Dataset rows describing interfaces:
- - -
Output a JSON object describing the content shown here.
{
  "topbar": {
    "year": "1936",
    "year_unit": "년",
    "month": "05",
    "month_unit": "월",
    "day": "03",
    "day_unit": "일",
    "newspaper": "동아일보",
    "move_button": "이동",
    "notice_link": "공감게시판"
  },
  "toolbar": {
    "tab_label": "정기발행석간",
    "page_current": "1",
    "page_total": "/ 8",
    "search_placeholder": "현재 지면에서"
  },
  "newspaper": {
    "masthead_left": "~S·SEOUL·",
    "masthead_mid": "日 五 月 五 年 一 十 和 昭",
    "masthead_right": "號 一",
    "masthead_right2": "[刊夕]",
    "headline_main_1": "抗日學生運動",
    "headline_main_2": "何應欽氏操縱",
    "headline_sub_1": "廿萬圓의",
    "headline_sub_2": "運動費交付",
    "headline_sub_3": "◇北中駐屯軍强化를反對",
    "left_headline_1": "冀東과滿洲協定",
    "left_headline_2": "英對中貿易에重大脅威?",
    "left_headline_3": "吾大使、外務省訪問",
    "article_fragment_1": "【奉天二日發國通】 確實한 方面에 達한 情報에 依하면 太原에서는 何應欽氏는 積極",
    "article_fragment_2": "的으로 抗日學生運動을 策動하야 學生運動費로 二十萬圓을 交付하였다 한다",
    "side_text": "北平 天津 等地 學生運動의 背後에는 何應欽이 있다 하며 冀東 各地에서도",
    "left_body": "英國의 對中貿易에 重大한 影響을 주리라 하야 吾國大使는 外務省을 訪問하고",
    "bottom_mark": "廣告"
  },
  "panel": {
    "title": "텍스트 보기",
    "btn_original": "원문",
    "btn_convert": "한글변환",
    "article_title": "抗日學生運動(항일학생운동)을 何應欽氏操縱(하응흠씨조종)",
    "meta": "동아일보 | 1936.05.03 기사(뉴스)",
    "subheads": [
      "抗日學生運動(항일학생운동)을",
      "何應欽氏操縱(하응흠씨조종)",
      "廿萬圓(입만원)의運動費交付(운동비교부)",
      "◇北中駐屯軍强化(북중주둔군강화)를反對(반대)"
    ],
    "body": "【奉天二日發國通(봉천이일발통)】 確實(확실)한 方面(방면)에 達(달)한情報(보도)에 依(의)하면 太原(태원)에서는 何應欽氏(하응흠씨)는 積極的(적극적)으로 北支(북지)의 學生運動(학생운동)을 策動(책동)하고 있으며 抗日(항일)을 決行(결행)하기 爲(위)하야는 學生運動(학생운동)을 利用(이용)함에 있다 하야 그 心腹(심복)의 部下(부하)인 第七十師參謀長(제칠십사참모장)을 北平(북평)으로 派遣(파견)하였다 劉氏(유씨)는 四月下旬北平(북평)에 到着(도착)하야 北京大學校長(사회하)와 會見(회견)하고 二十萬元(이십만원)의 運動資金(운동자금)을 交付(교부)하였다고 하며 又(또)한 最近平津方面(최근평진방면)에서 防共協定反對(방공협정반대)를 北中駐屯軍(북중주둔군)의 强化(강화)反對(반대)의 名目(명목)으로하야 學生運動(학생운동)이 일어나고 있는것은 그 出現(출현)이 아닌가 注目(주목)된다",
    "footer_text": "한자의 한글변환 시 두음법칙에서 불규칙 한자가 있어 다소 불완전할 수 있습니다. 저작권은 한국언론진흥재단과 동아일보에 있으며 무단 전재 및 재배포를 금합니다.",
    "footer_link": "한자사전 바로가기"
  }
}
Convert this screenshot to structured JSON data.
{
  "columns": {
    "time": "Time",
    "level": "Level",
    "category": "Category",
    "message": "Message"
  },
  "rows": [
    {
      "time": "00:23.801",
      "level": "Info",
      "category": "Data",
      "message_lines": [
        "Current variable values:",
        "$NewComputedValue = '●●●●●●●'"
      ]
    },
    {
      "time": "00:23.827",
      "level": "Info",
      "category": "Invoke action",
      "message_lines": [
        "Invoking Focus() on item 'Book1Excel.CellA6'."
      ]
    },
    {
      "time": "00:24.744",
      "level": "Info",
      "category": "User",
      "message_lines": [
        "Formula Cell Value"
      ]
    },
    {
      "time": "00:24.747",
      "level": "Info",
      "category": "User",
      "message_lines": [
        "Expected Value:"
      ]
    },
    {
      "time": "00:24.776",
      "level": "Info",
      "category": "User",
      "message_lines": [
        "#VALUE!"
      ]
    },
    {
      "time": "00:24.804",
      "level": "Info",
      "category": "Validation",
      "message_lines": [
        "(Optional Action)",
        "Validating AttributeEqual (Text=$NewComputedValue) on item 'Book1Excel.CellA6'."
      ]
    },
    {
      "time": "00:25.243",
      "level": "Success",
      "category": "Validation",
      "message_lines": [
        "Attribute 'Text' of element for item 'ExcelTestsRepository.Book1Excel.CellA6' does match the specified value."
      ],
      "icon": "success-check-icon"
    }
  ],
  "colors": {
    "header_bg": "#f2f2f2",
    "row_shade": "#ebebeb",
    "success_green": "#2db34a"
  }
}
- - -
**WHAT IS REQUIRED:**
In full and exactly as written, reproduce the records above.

**RESPONSE TO THE EXERCISE:**
Output a JSON object describing the content shown here.
{
  "topbar": {
    "year": "1936",
    "year_unit": "년",
    "month": "05",
    "month_unit": "월",
    "day": "03",
    "day_unit": "일",
    "newspaper": "동아일보",
    "move_button": "이동",
    "notice_link": "공감게시판"
  },
  "toolbar": {
    "tab_label": "정기발행석간",
    "page_current": "1",
    "page_total": "/ 8",
    "search_placeholder": "현재 지면에서"
  },
  "newspaper": {
    "masthead_left": "~S·SEOUL·",
    "masthead_mid": "日 五 月 五 年 一 十 和 昭",
    "masthead_right": "號 一",
    "masthead_right2": "[刊夕]",
    "headline_main_1": "抗日學生運動",
    "headline_main_2": "何應欽氏操縱",
    "headline_sub_1": "廿萬圓의",
    "headline_sub_2": "運動費交付",
    "headline_sub_3": "◇北中駐屯軍强化를反對",
    "left_headline_1": "冀東과滿洲協定",
    "left_headline_2": "英對中貿易에重大脅威?",
    "left_headline_3": "吾大使、外務省訪問",
    "article_fragment_1": "【奉天二日發國通】 確實한 方面에 達한 情報에 依하면 太原에서는 何應欽氏는 積極",
    "article_fragment_2": "的으로 抗日學生運動을 策動하야 學生運動費로 二十萬圓을 交付하였다 한다",
    "side_text": "北平 天津 等地 學生運動의 背後에는 何應欽이 있다 하며 冀東 各地에서도",
    "left_body": "英國의 對中貿易에 重大한 影響을 주리라 하야 吾國大使는 外務省을 訪問하고",
    "bottom_mark": "廣告"
  },
  "panel": {
    "title": "텍스트 보기",
    "btn_original": "원문",
    "btn_convert": "한글변환",
    "article_title": "抗日學生運動(항일학생운동)을 何應欽氏操縱(하응흠씨조종)",
    "meta": "동아일보 | 1936.05.03 기사(뉴스)",
    "subheads": [
      "抗日學生運動(항일학생운동)을",
      "何應欽氏操縱(하응흠씨조종)",
      "廿萬圓(입만원)의運動費交付(운동비교부)",
      "◇北中駐屯軍强化(북중주둔군강화)를反對(반대)"
    ],
    "body": "【奉天二日發國通(봉천이일발통)】 確實(확실)한 方面(방면)에 達(달)한情報(보도)에 依(의)하면 太原(태원)에서는 何應欽氏(하응흠씨)는 積極的(적극적)으로 北支(북지)의 學生運動(학생운동)을 策動(책동)하고 있으며 抗日(항일)을 決行(결행)하기 爲(위)하야는 學生運動(학생운동)을 利用(이용)함에 있다 하야 그 心腹(심복)의 部下(부하)인 第七十師參謀長(제칠십사참모장)을 北平(북평)으로 派遣(파견)하였다 劉氏(유씨)는 四月下旬北平(북평)에 到着(도착)하야 北京大學校長(사회하)와 會見(회견)하고 二十萬元(이십만원)의 運動資金(운동자금)을 交付(교부)하였다고 하며 又(또)한 最近平津方面(최근평진방면)에서 防共協定反對(방공협정반대)를 北中駐屯軍(북중주둔군)의 强化(강화)反對(반대)의 名目(명목)으로하야 學生運動(학생운동)이 일어나고 있는것은 그 出現(출현)이 아닌가 注目(주목)된다",
    "footer_text": "한자의 한글변환 시 두음법칙에서 불규칙 한자가 있어 다소 불완전할 수 있습니다. 저작권은 한국언론진흥재단과 동아일보에 있으며 무단 전재 및 재배포를 금합니다.",
    "footer_link": "한자사전 바로가기"
  }
}
Convert this screenshot to structured JSON data.
{
  "columns": {
    "time": "Time",
    "level": "Level",
    "category": "Category",
    "message": "Message"
  },
  "rows": [
    {
      "time": "00:23.801",
      "level": "Info",
      "category": "Data",
      "message_lines": [
        "Current variable values:",
        "$NewComputedValue = '●●●●●●●'"
      ]
    },
    {
      "time": "00:23.827",
      "level": "Info",
      "category": "Invoke action",
      "message_lines": [
        "Invoking Focus() on item 'Book1Excel.CellA6'."
      ]
    },
    {
      "time": "00:24.744",
      "level": "Info",
      "category": "User",
      "message_lines": [
        "Formula Cell Value"
      ]
    },
    {
      "time": "00:24.747",
      "level": "Info",
      "category": "User",
      "message_lines": [
        "Expected Value:"
      ]
    },
    {
      "time": "00:24.776",
      "level": "Info",
      "category": "User",
      "message_lines": [
        "#VALUE!"
      ]
    },
    {
      "time": "00:24.804",
      "level": "Info",
      "category": "Validation",
      "message_lines": [
        "(Optional Action)",
        "Validating AttributeEqual (Text=$NewComputedValue) on item 'Book1Excel.CellA6'."
      ]
    },
    {
      "time": "00:25.243",
      "level": "Success",
      "category": "Validation",
      "message_lines": [
        "Attribute 'Text' of element for item 'ExcelTestsRepository.Book1Excel.CellA6' does match the specified value."
      ],
      "icon": "success-check-icon"
    }
  ],
  "colors": {
    "header_bg": "#f2f2f2",
    "row_shade": "#ebebeb",
    "success_green": "#2db34a"
  }
}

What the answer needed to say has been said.